Some take drugs,” he said. “I take Max.”
He recognized that by removing the responsibility for aircraft production from the long-established Air Ministry and giving it to Beaverbrook, he was laying the groundwork for a clash of territorial interests, but he failed to anticipate just how much outright bickering Beaverbrook would immediately generate and how great a source of exasperation this would become. The writer Evelyn Waugh, whose comic novel
was thought by some to have been inspired by Beaverbrook (though Waugh denied it), once said that he found himself compelled to “
believe in the Devil if only to account for the existence of Lord Beaverbrook.”
The stakes were indeed high. “
It was as dark a picture as any Britain has ever faced,” wrote David Farrer, one of Beaverbrook’s many secretaries.
EAVERBROOK EMBRACED HIS NEW
task with relish. He loved the idea of being at the center of power and loved, even more, the prospect of disrupting the lives of hidebound bureaucrats. He launched his new ministry from his own mansion and staffed its administrative side with employees pulled from his own newspapers. In a move unusual for the age, he also hired one of his editors to be his personal propaganda and public relations man. Intent on quickly transforming the aircraft industry, he recruited a collection of top business executives to be his senior lieutenants, including the general manager of a Ford Motor Company plant. He cared little about whether they had expertise with airplanes. “
They are all captains of industry, and industry is like theology,” Beaverbrook said. “If you know the rudiments of one faith you can grasp the meaning of another.
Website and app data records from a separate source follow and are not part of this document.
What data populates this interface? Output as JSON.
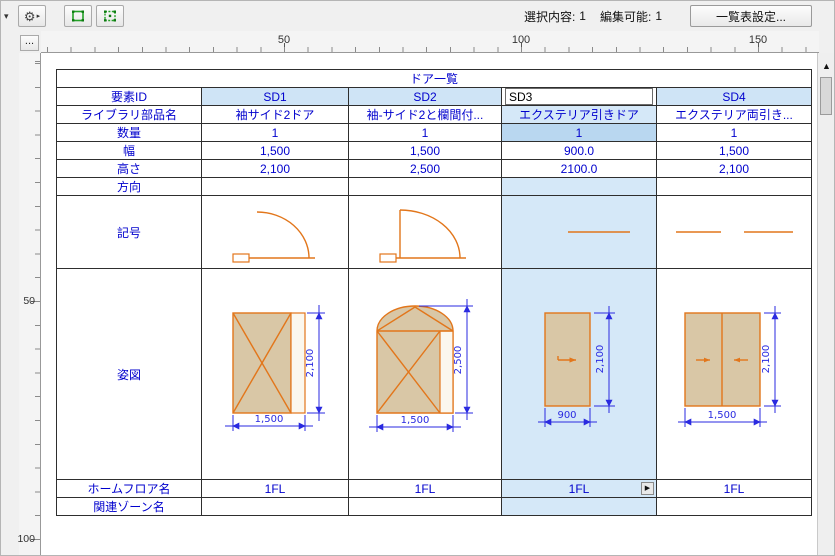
{
  "toolbar": {
    "selection_label": "選択内容:",
    "selection_count": "1",
    "editable_label": "編集可能:",
    "editable_count": "1",
    "settings_button": "一覧表設定..."
  },
  "icons": {
    "gear": "⚙",
    "dropdown_caret": "▾",
    "mini_caret": "▸",
    "scroll_up": "▲",
    "floor_popup": "▶",
    "corner_more": "..."
  },
  "colors": {
    "drawing_orange": "#e2761b",
    "fill_tan": "#d9c7a6",
    "dimension_blue": "#2a2ae0",
    "text_blue": "#0000cd",
    "selection_blue": "#d5e8f8"
  },
  "rulers": {
    "h_labels": [
      "50",
      "100",
      "150"
    ],
    "v_labels": [
      "50",
      "100"
    ]
  },
  "table": {
    "title": "ドア一覧",
    "row_labels": {
      "element_id": "要素ID",
      "library_part": "ライブラリ部品名",
      "quantity": "数量",
      "width": "幅",
      "height": "高さ",
      "direction": "方向",
      "symbol": "記号",
      "elevation": "姿図",
      "home_floor": "ホームフロア名",
      "zone": "関連ゾーン名"
    },
    "columns": [
      {
        "id": "SD1",
        "library": "袖サイド2ドア",
        "quantity": "1",
        "width": "1,500",
        "height": "2,100",
        "direction": "",
        "floor": "1FL",
        "zone": "",
        "dim_width": "1,500",
        "dim_height": "2,100"
      },
      {
        "id": "SD2",
        "library": "袖-サイド2と欄間付...",
        "quantity": "1",
        "width": "1,500",
        "height": "2,500",
        "direction": "",
        "floor": "1FL",
        "zone": "",
        "dim_width": "1,500",
        "dim_height": "2,500"
      },
      {
        "id": "SD3",
        "library": "エクステリア引きドア",
        "quantity": "1",
        "width": "900.0",
        "height": "2100.0",
        "direction": "",
        "floor": "1FL",
        "zone": "",
        "dim_width": "900",
        "dim_height": "2,100"
      },
      {
        "id": "SD4",
        "library": "エクステリア両引き...",
        "quantity": "1",
        "width": "1,500",
        "height": "2,100",
        "direction": "",
        "floor": "1FL",
        "zone": "",
        "dim_width": "1,500",
        "dim_height": "2,100"
      }
    ]
  }
}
For my part I would not hesitate to appoint the Moderator of the General Assembly of the Presbyterian Church to take over the duties of the Pope of Rome.”
Beaverbrook convened key meetings in his downstairs library or, on fine days, outside on a balcony off his first-floor ballroom (the second floor in American parlance). His typists and secretaries worked upstairs wherever space permitted. The bathrooms had typewriters. Beds served as surfaces for arranging documents. No one left the premises for lunch; at the asking, food prepared by Beaverbrook’s chef was delivered on trays. His own typical lunch was chicken, bread, and a pear.
All employees were expected to work the same hours he did, meaning twelve hours a day, seven days a week. He could be unrealistically demanding. One of his most senior men complained about how Beaverbrook gave him an assignment at two in the morning, then called back at eight
to see how much had been accomplished. After a personal secretary, George Malcolm Thomson, took an unscheduled morning off, Beaverbrook left him a note: “
Tell Thomson that Hitler will be here if he doesn’t look out.” Beaverbrook’s valet, Albert Nockels, once countered his shouted command “
For god’s sake, hurry up” with the rejoinder “My lord, I am not a Spitfire.”
No matter their value, fighters were still only defensive weapons. Churchill also wanted a steep increase in the production of bombers. He saw these as the only means currently at hand for bringing the war directly to Hitler. For the time being Churchill had to rely on the RAF’s fleet of medium bombers, though two four-engine heavy bombers were nearing introduction, the Stirling and the Halifax (named for a town in Yorkshire, not for Lord Halifax), each with the capacity to carry up to fourteen thousand pounds of bombs well into Germany. Churchill acknowledged that Hitler was for the time being free to project his forces in whatever direction he wished, be it eastward or into Asia and Africa. “
But there is one thing that will bring him back and bring him down,” Churchill wrote in a minute to Beaverbrook, “and that is an absolutely devastating, exterminating attack by very heavy bombers from this country upon the Nazi homeland. We must be able to over-whelm them by this means, without which I do not see a way through.”